Owners of designs created after the end of this transition period will be able to protect their designs in the UK via two types of unregistered design rights. Fashion brands will need to think carefully about which one to seek protection under due to the differences in duration and type of protection for designs.
It remains to be seen whether first disclosure on the internet, through social media or live streaming of catwalk shows, is sufficient to gain the maximum protection
Designers can protect their designs under a UK unregistered right. This is an existing UK right which protects 3D designs from the date of their creation for a maximum of 15 years. This is now only available to designers from a category of qualifying countries, to which EU member states, for the moment, do not belong.
The UK has introduced a new supplementary unregistered design right (SUD) to replace the European UCD which recognises 2D as well as 3D designs and protects them for a three year period. Again, this is only available to designers from a category of qualifying countries, not including EU member states. Under the SUD regime, a design is only protected in the UK and protection arises after first disclosure in the UK.
The differences between first disclosure requirements under the new UK SUD and UCDs mean that the owners of new designs must carefully consider the location in which their designs are first disclosed. If first disclosure takes place in the UK, designs will automatically be protected by the UK SUD and will not be eligible for protection under the UCD. Designs first disclosed in the EU will have UCD protection but will not be eligible for protection under the new UK SUD.
The consequence of simultaneous first disclosure in the UK and EU is not yet known but fashion brands are advised to launch their collections on the same day in the UK and EU. It remains to be seen whether first disclosure on the internet, through social media or live streaming of catwalk shows, is sufficient to gain the maximum protection. This is unchartered territory and the consequences for unregistered design protection under the new regimes are yet to be explored fully.
Copyright is a national right that protects forms of artistic expression. As such, it is an important IP right for businesses in the fashion industry as a way of protecting core elements of their brands such as logos and sketches of designs.
International treaties on copyright govern protection for copyright works between the UK and EU. Therefore, copyright owners should not see any significant changes in the scope of copyright protection now that the Brexit transition period has expired.
However, the TCA states that the UK and EU should each ensure that designs, registered and unregistered, should also be eligible for protection by copyright from the date the design was created or fixed. This suggests that copyright protection in the UK may be extended to designs that would not have previously benefitted from this type of protection.
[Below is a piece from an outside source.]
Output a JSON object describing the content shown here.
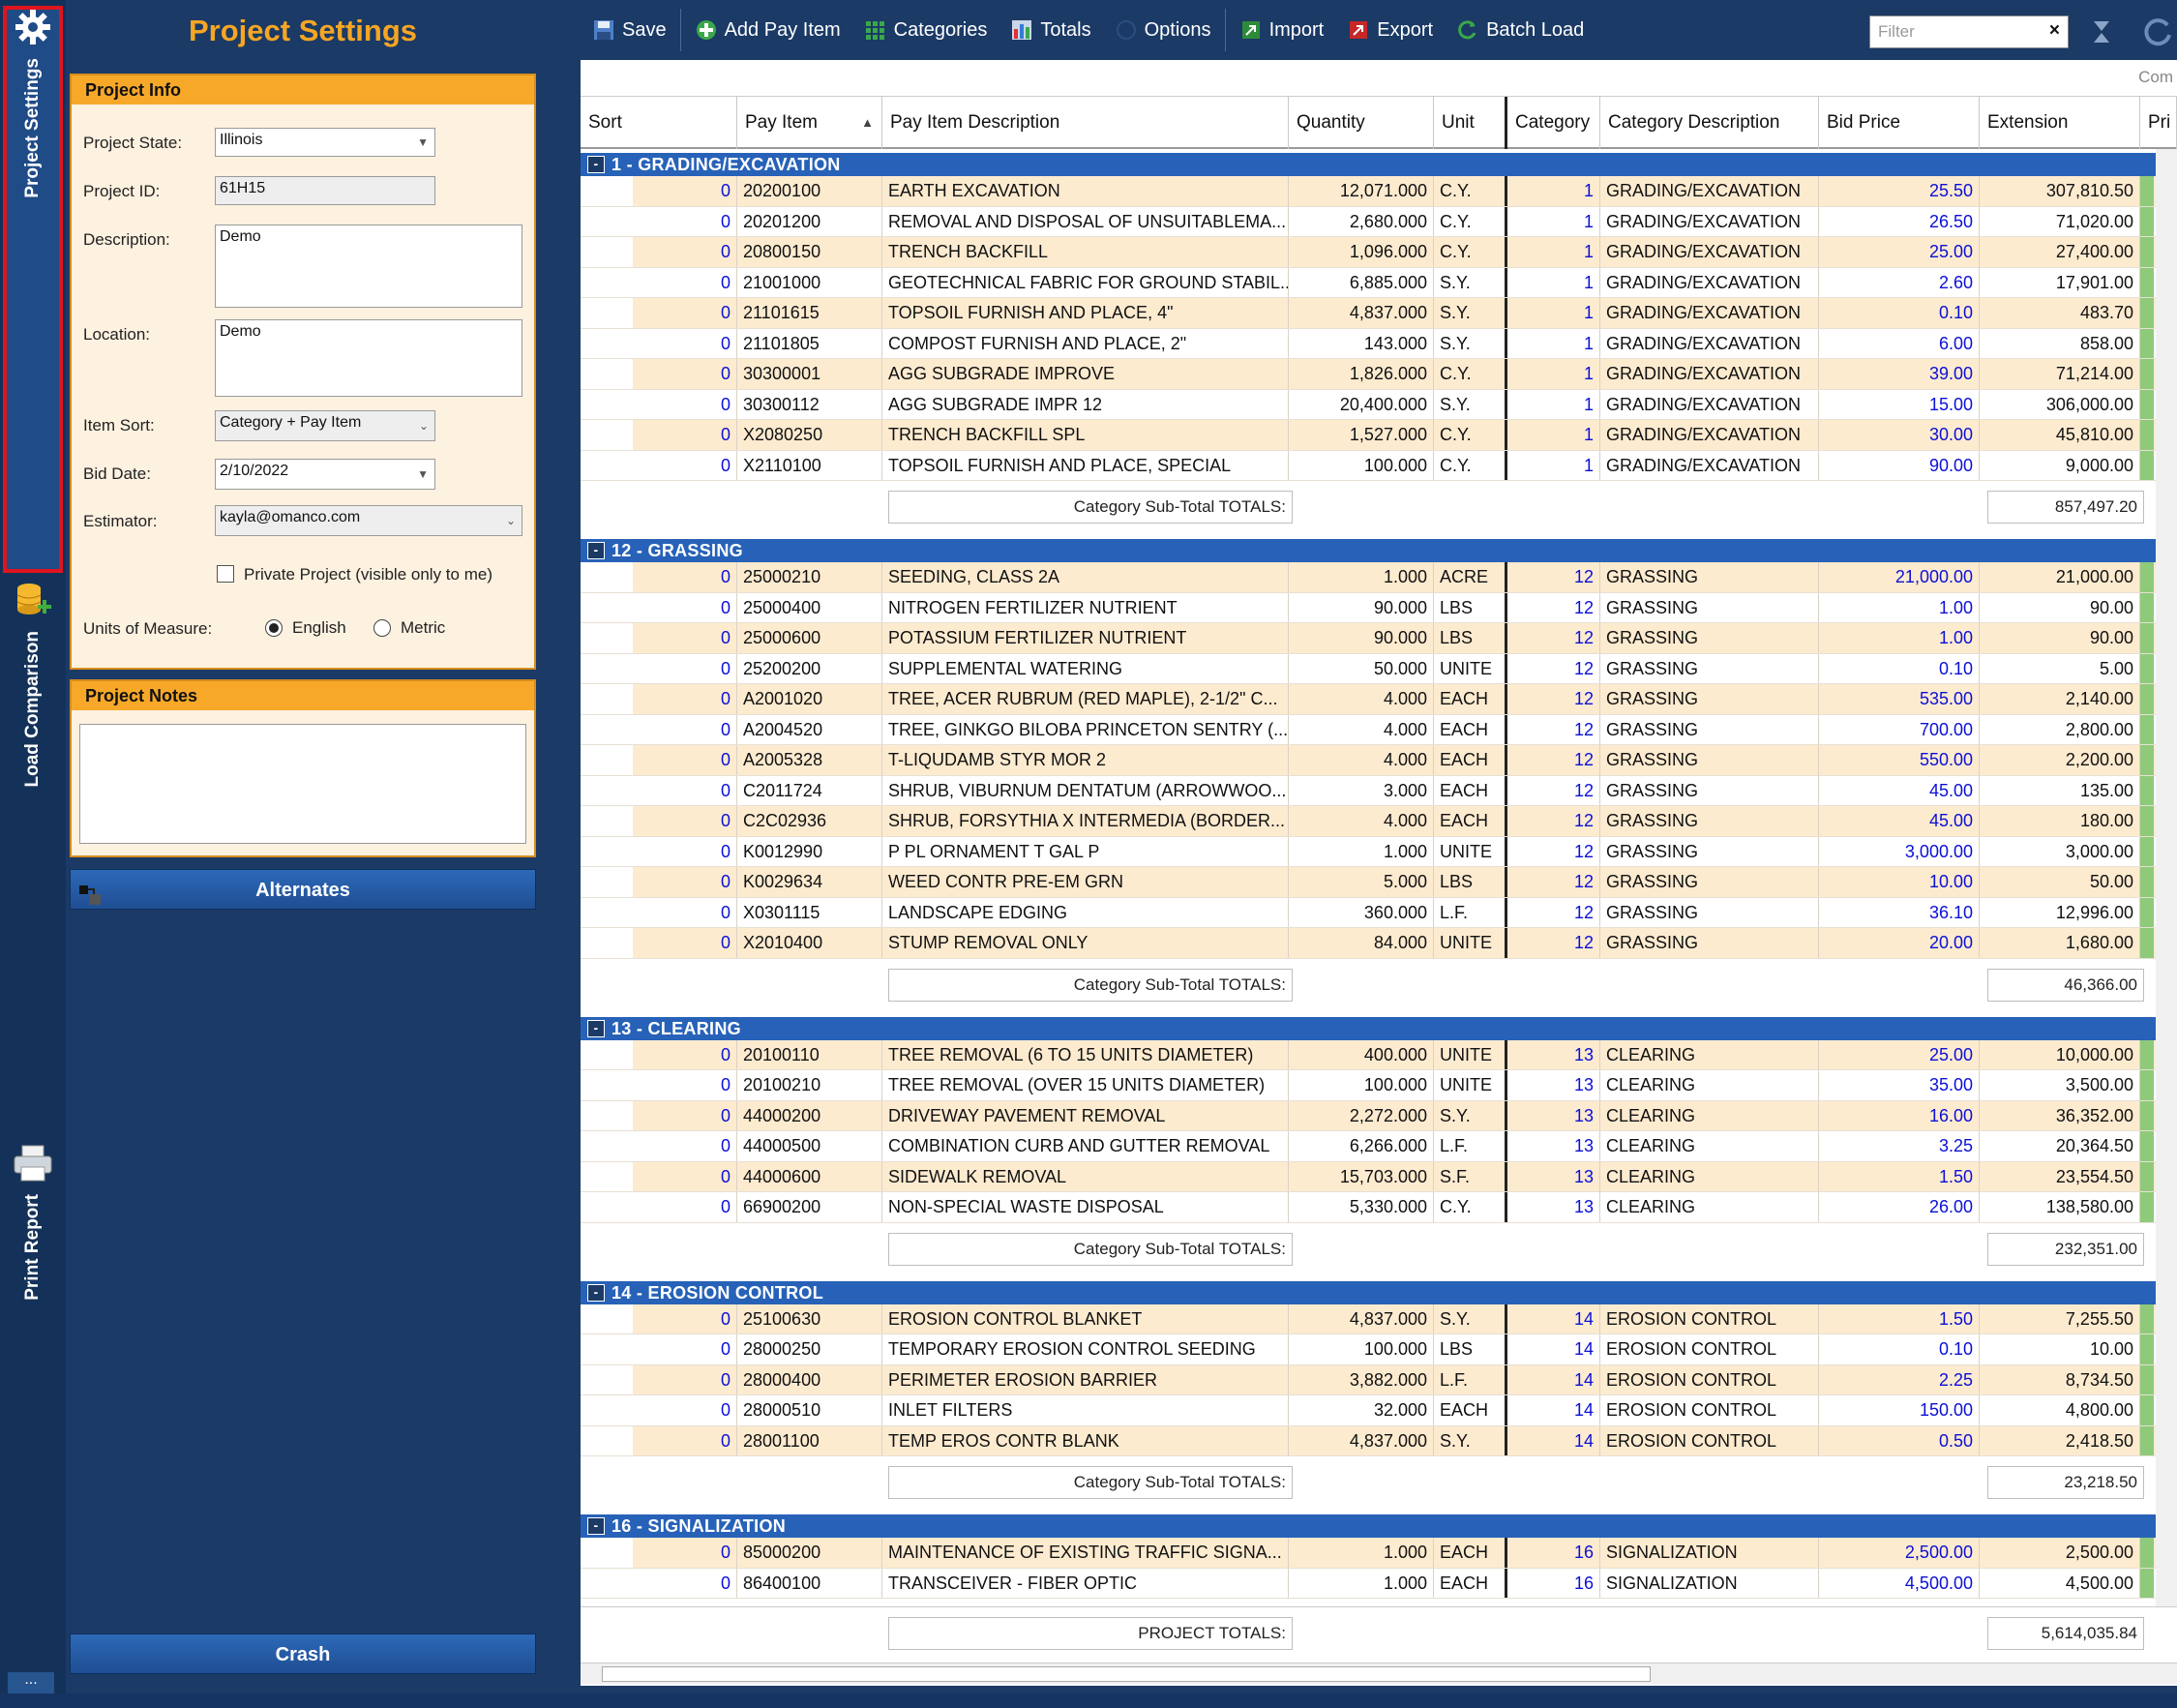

This could be significant for the UK fashion industry and developments in this area should be monitored closely.
Certain EU rules which govern e-commerce, and which touch on copyright, have been "retained" in the UK post-Brexit and, continue to have effect domestically.
Co-written by Alice Pringle of Pinsent Masons.
13 Jan 2021
11 Mar 2020